- More modern looks
- Quiet cabin
- Ready power
- Good choice for towing
- Room for people and their stuff
- Big and heavy
- Slow steering
- Tight third-row seat
After rotting on the vine for years, the 2017 Nissan Armada's redesign brings it upscale and makes it competitive with its recently updated truck-based full-size SUV rivals.
The second generation of the Nissan Armada has taken its time coming to the U.S. The first version emerged in 2004, a spin-off of the Titan pickup truck, and it lasted through the 2015 model year, an eternity in the dealer showroom.
With the 2017 Armada, Nissan has adopted what is basically a U.S. version of the global Nissan Patrol SUV. The new Armada is a soul mate of the Infiniti QX80 once again, with a body-on-frame design and its eight-passenger seating. To distinguish it from the QX80, it gets new styling and new engineering, plus additional safety features.
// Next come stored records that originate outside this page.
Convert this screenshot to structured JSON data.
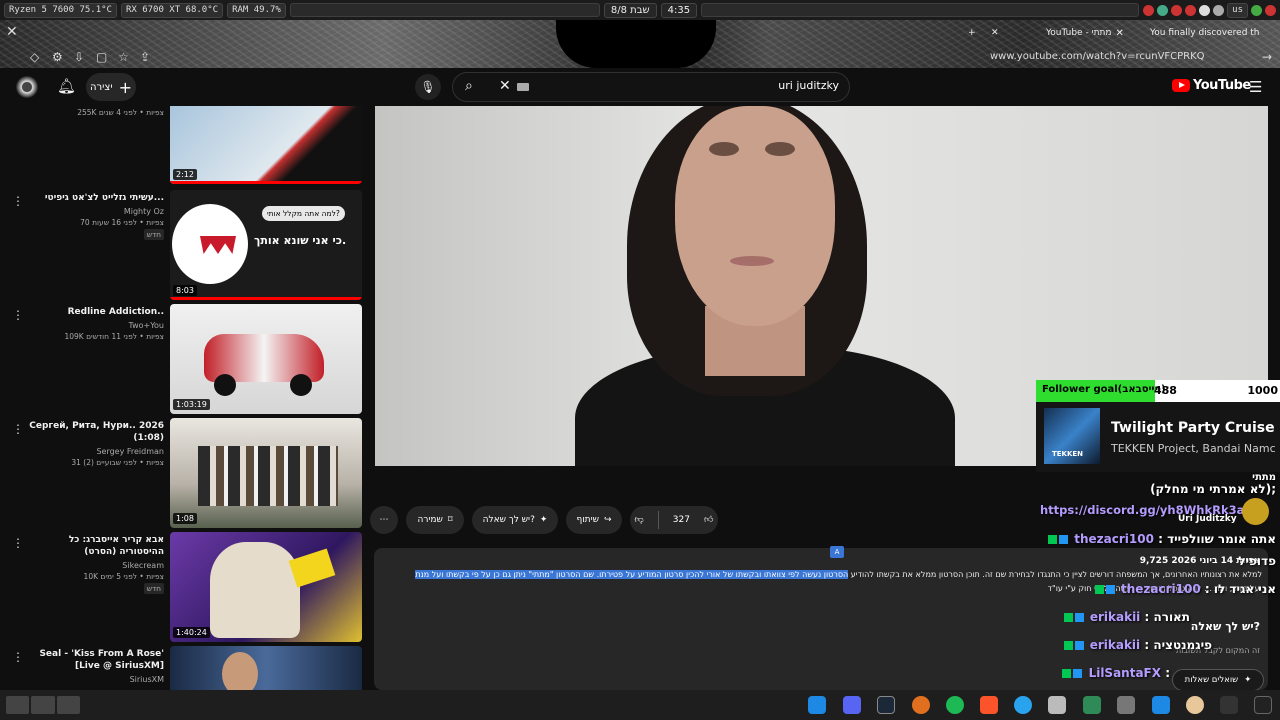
{
  "system": {
    "cpu": "Ryzen 5 7600  75.1°C",
    "gpu": "RX 6700 XT  68.0°C",
    "ram": "RAM   49.7%",
    "date": "8/8 שבת",
    "time": "4:35",
    "locale": "us"
  },
  "browser": {
    "tab1": "YouTube - מתתי",
    "tab2": "You finally discovered th",
    "url": "www.youtube.com/watch?v=rcunVFCPRKQ"
  },
  "header": {
    "create_label": "יצירה",
    "search_value": "uri juditzky",
    "logo_text": "YouTube"
  },
  "recommendations": [
    {
      "title": "",
      "channel": "",
      "stats": "255K צפיות • לפני 4 שנים",
      "badge": "",
      "duration": "2:12"
    },
    {
      "title": "עשיתי גזלייט לצ'אט גיפיטי...",
      "channel": "Mighty Oz",
      "stats": "70 צפיות • לפני 16 שעות",
      "badge": "חדש",
      "duration": "8:03",
      "thumb_text1": "למה אתה מקלל אותי?",
      "thumb_text2": "כי אני שונא אותך."
    },
    {
      "title": "Redline Addiction..",
      "channel": "Two+You",
      "stats": "109K צפיות • לפני 11 חודשים",
      "badge": "",
      "duration": "1:03:19"
    },
    {
      "title": "Сергей, Рита, Нури.. 2026 (1:08)",
      "channel": "Sergey Freidman",
      "stats": "31 צפיות • לפני שבועיים (2)",
      "badge": "",
      "duration": "1:08"
    },
    {
      "title": "אבא קריר אייסברג: כל ההיסטוריה (הסרט)",
      "channel": "Sikecream",
      "stats": "10K צפיות • לפני 5 ימים",
      "badge": "חדש",
      "duration": "1:40:24"
    },
    {
      "title": "Seal - 'Kiss From A Rose' [Live @ SiriusXM]",
      "channel": "SiriusXM",
      "stats": "",
      "badge": "",
      "duration": ""
    }
  ],
  "overlay": {
    "follower_label": "Follower goal(פייסבאב):",
    "follower_count": "488",
    "follower_goal": "1000",
    "follower_progress": 0.488,
    "np_title": "Twilight Party Cruise - N",
    "np_artist": "TEKKEN Project, Bandai Namc",
    "np_art_text": "TEKKEN"
  },
  "actions": {
    "likes": "327",
    "share": "שיתוף",
    "ask": "יש לך שאלה?",
    "save": "שמירה"
  },
  "description": {
    "stats": "9,725 צפיות  14 ביוני 2026",
    "line1_plain": "הסרטון נעשה לפי צוואתו ובקשתו של אורי להכין סרטון המודיע על פטירתו. שם הסרטון \"מתתי\" ניתן גם כן על פי בקשתו ועל מנת",
    "line1_rest": "למלא את רצונותיו האחרונים, אך המשפחה דורשים לציין כי התנגדו לבחירת שם זה. תוכן הסרטון ממלא את בקשתו להודיע",
    "line2": "על מותו, ואת ... לווה טופל ואושר כי נעשה על פי חוק ע\"י עו\"ד.",
    "ask_title": "יש לך שאלה?",
    "ask_sub": "זה המקום לקבל תשובות",
    "ask_button": "שואלים שאלות"
  },
  "chat": {
    "header": "מתתי",
    "msg1": "(לא אמרתי מי מחלק);",
    "discord": "https://discord.gg/yh8WhkRk3a",
    "channel": "Uri Juditzky",
    "lines": [
      {
        "user": "thezacri100",
        "text": "אתה אומר שוולפייד"
      },
      {
        "user": "",
        "text": "פדופיל"
      },
      {
        "user": "thezacri100",
        "text": "אני אגיד לו"
      },
      {
        "user": "erikakii",
        "text": "תאורה"
      },
      {
        "user": "erikakii",
        "text": "פיגמנטציה"
      },
      {
        "user": "LilSantaFX",
        "text": ""
      }
    ]
  }
}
We rate the Armada at a 6 overall, with points scored for its big hauling and towing ability, and points deducted for its thirsty V-8 and big-SUV handling. (Read more about how we rate cars.)
Styling and performance
The styling features a bold, chromed version of Nissan's "V Motion" grille. LED headlights and daytime running lights are standard, and fog lights are standard on higher line models. The taillights are also LEDs. Functional air intakes are located in the front fenders, and all four fenders have contrasting paint on the wheel flares. The overall look is macho, though it also adopts some of the soft, organic shapes of the Infiniti QX80.
Under the hood it features the new 5.6-liter Endurance V-8 making 390 horsepower (up from 317) and 394 pound-feet of torque (from 385). Compared to the outgoing 5.6-liter V-8, this engine features direct injection and Nissan's VVEL (Variable Valve Event and Lift), which has variable valve timing and variable valve lift for both the intake and exhaust sides. It is mated to a new 7-speed automatic transmission (instead of a 5-speed) with downshift rev matching.
The V-8 is more than enough engine. It gets the Armada moving briskly, has plenty in reserve for passing and towing, and it sings a great V-8 tune that is reserved during cruising but makes itself known under hard acceleration. Nissan isn't sharing 0-to-60-mph times but it should be in the 6.5-second range. That's pretty quick for such a large vehicle.
Fuel economy increases slightly to a best of 14 mpg city, 19 highway, 16 combined with rear-wheel drive.
Rear- and four-wheel drive are offered. The 4WD system has low-range gearing and can send 50 percent of the torque to the front wheels when it detects slip. Properly outfitted, the 2017 Nissan Armada can tow up to 8,500 pounds.
On the road, the Armada can't shed the effects of its considerable weight. It leans noticeably in turns and the steering is slow but fairly direct. It's a bit better controlled than most rivals and ride quality is good, but this is not a vehicle that invites aggressive driving.
Quality, safety, and features
The new Armada rides a wheelbase that is 2.1 inches shorter than the outgoing model, yet it is 1.2 inches longer, 0.6 inch wider, and it sits 2.2 inches lower.
Inside, the Armada offers seating for eight with second- and third-row bench seats. The two rear rows fold in a 60/40 split. Second-row captain's chairs are available that reduce seating capacity to seven.
The cabin is a much nicer place to be than it was in the last Armada. Acoustic glass for the windshield and front side windows, and additional sound deadening material give the interior what Nissan calls "library levels" of interior noise.
Interior space is plentiful in the first and second rows, though we wish the driver's seat had more range of motion in its adjustments. The rear seat is easy to get to but hard to live in. Cargo space is quite usable and rather generous for the class.
The 2017 Nissan Armada is offered in SV, SL, and Platinum trim levels, each with rear- or four-wheel drive. For a starting price around $45,000, the SV is well equipped with an 8.0-inch dashboard screen with a navigation system, heated front seats, a 13-speaker Bose audio system, and 18-inch alloy wheels.
The SL model offers such niceties as leather upholstery, dual-zone automatic climate control, a power third-row seat, Nissan's surround-view camera system, a power liftgate, and 20-inch wheels. The Platinum gets a sunroof, heated and ventilated front seats, a heated steering wheel, heated rear seats, rear DVD entertainment with two 7.0-inch screens, and a suite of safety features that includes with forward collision warning, backup collision prevention, lane departure warning and active lane control, and a surround-view camera system with moving object detection.
Other safety features include the usual airbags, a rearview camera, front and rear park assist, and active front head restraints. The 2017 Armada has not yet been crash tested.